Returning home, to my parent’s house, after 5 or 6 weeks at LST has made me aware how ‘well’ I am. After driving home, unpacking, eating, I still had energy for about 2 hours ‘cello practice last night, which, incidentally, is starting to sound pretty good, even if I say so myself! Saturday, I got up, had Bacon for breakfast and I alternated ‘cello practice, dissertation and washing before heading out to Southwell this evening for the Old Southwellians meal. Which, I coped with remarkably well.
I know I need to be careful, and the old clocks going forward tonight probably won’t help such matters. But things are faring well currently.
I like.

National Express

March 26, 2010

Today I embarked on my journey back north along the M1, to Robin Hood country.

As I set off, I prayed, as I always do. As I’d finished praying and I joined the M1, the rain began! To be fair, it wasn’t a bad journey, especially considering it’s Friday. It took about 3 hours from leaving LST to get home, including filling up with fuel in Watford on the way.
But one thing that really upset me was a National Express coach driver. Around Northampton area, I was overtaking a convoy of lorries, and thus was in the middle lane. There were three or four lorries on my left, cars ahead of me, and many cars in the right-hand lane. Oh, and did I mention the weather? I was trying to keep a sensible gap ahead of me, but most of the time other drivers would fill it for me… But essentially I had no where to go, other than keep up with the flow of traffic. Then the National Express coach pulls out behind me, also over taking the lorries. He was so close to the back of my car, I was actually scared. Like, inches away from me. I felt incredibly intimidated. And then, he starts flashing me, as if to say ‘get out of my way!’ As I said, I had no where to go! I couldn’t pull out into the right hand lane, there were too many cars! I couldn’t go faster than the car in front of me, and unlike the coach driver, I was leaving a gap. He got closer and closer, flashing me and flashing me. I felt so bullied. Eventually, a gap appeared in the right hand lane and I went for it; I just wanted to get out of the way of this coach! I got to Watford Gap services and had a little panic and called Dad.
I just don’t get it. Lorry drivers, on the whole are legends. I love lorry drivers! The majority of the time I’m doing a long journey, I almost feel protected by them. Wherever I can I let them out in front of me, on the grounds that they do similar at times when I’m joining a motorway.
I would have thought coach drivers would be the same? Apparently not. But then I remembered a couple of years ago when National Express coaches crashed at Newport Pagnell Services and on the M4.
I think I’m going to continue travelling on the train when I’m using public transport!
I’m left doubting my driving skills. But, I know I’m not a bad driver! (I even got the Miles per Gallon thingie to the highest it’s been certainly since Matthew crashed it, if not the highest we’ve got it?!)

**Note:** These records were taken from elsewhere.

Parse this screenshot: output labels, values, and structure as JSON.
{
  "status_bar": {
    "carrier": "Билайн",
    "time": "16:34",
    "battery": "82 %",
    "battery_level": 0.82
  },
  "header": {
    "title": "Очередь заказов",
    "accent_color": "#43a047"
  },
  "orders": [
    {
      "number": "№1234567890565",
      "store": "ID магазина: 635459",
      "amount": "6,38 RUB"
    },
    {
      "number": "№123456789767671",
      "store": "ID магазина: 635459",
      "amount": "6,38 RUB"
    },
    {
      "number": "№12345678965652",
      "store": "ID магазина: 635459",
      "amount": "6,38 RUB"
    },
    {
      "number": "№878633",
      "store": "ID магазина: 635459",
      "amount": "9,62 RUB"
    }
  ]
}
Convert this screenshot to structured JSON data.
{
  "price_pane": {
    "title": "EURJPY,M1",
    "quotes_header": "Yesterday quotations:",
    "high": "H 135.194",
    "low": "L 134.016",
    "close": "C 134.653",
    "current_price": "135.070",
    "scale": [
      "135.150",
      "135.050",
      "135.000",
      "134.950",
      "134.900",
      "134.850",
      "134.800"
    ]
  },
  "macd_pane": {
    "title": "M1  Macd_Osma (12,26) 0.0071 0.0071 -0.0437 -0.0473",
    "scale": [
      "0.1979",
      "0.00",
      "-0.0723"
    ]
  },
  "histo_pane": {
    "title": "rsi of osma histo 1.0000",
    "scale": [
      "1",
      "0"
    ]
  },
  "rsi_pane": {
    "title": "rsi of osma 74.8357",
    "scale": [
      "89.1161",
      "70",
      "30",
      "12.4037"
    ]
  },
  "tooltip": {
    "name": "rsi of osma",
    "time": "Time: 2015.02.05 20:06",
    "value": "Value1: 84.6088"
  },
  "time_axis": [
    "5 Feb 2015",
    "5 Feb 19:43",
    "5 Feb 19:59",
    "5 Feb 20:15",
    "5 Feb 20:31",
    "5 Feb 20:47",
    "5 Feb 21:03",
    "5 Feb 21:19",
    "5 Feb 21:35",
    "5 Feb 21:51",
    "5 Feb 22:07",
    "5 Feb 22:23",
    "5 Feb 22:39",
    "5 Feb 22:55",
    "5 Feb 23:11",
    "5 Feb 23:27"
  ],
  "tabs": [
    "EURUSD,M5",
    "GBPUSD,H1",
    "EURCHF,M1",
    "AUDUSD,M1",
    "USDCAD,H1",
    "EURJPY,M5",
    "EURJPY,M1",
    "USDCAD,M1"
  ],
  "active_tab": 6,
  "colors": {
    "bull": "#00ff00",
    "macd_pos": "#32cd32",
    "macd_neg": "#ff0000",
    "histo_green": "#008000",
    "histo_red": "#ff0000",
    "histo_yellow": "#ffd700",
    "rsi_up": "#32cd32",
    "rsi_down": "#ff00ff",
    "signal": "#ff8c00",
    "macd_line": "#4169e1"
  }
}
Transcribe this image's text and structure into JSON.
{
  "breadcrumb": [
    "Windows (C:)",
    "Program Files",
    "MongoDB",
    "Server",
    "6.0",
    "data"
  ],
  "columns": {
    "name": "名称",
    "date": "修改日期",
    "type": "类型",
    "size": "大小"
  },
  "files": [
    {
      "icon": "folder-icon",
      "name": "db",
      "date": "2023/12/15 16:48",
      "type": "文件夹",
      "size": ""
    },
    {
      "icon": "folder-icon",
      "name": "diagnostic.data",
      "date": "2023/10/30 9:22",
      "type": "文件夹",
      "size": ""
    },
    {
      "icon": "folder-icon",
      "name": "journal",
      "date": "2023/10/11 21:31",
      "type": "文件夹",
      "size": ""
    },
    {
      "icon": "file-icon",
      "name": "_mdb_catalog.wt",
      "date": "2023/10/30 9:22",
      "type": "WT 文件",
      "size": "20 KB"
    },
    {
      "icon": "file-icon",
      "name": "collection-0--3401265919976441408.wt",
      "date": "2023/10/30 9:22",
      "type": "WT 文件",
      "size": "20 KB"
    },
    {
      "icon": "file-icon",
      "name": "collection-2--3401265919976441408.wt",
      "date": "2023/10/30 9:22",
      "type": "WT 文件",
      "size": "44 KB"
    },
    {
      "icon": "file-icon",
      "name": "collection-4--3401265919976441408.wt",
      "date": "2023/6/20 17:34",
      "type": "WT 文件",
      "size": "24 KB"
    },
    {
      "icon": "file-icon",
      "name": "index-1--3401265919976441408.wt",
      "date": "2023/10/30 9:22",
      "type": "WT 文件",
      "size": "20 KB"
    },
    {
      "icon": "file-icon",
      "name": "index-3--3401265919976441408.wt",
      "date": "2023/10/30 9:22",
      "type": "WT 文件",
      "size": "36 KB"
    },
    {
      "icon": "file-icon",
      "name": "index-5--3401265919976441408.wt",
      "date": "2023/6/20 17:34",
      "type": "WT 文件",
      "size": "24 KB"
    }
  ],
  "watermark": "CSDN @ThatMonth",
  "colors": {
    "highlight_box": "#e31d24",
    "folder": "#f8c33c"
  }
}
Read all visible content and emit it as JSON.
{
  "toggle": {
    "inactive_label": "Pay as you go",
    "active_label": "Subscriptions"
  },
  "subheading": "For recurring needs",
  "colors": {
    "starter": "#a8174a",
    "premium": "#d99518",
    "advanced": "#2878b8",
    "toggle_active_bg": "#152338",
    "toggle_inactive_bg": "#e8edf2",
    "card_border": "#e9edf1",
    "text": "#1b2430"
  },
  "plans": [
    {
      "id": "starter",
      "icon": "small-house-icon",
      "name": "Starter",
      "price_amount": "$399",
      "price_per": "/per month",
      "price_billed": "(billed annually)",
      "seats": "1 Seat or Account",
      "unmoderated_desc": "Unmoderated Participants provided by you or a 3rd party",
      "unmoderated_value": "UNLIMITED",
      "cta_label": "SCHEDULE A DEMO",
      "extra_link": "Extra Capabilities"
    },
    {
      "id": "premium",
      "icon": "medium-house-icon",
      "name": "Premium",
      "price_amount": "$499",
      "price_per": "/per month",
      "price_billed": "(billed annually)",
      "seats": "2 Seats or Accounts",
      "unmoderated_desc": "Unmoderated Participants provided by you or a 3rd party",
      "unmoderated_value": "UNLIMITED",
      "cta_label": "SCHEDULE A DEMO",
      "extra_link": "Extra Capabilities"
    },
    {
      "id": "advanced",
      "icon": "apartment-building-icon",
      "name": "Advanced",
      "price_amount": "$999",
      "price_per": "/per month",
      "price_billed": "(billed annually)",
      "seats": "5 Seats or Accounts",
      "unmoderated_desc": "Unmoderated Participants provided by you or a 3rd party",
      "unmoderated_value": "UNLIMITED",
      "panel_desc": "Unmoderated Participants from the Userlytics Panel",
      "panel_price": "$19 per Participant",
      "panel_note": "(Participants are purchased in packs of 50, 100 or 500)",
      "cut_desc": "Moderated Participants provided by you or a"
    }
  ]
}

Growing up

February 20, 2010

Today I went to Tesco on my own for the first time, err, possibly ever?

I felt all grown up, making decisions about what things I can buy that I’m allowed to eat. What treats that fit into that category and oooh, look, they’re on offer, too!

I will soon be the proud owner of a Tesco clubcard, which makes me feel grown-up. I’m no longer relying on Mum’s Asda discount card, or limited to going when she can go.

It’s one of the first times I’ve driven when I wanted to go out, not because I have an appointment or somewhere to go. I felt free. I like this freedom.

But, I’m also scared of the responsibilities that come with it. It’s down to me to make sure the car (my parent’s car, which I have named Hexter) has enough fuel, oil and water, and the tyres are the right pressure. And I feel so far from home.

It would have been nice to go with someone to Tesco’s today. I need to work on asking people to spend time with me, to go for coffee, to not feel excluded just because no-one has thought to ask me specifically, and not to feel so self-conscious about the whole thing.

But for now, I feel all grown up and things… so I’m going to apply for a couple of jobs and do some work on BPG… cause that’s what mature people do, they get on with the task in hand.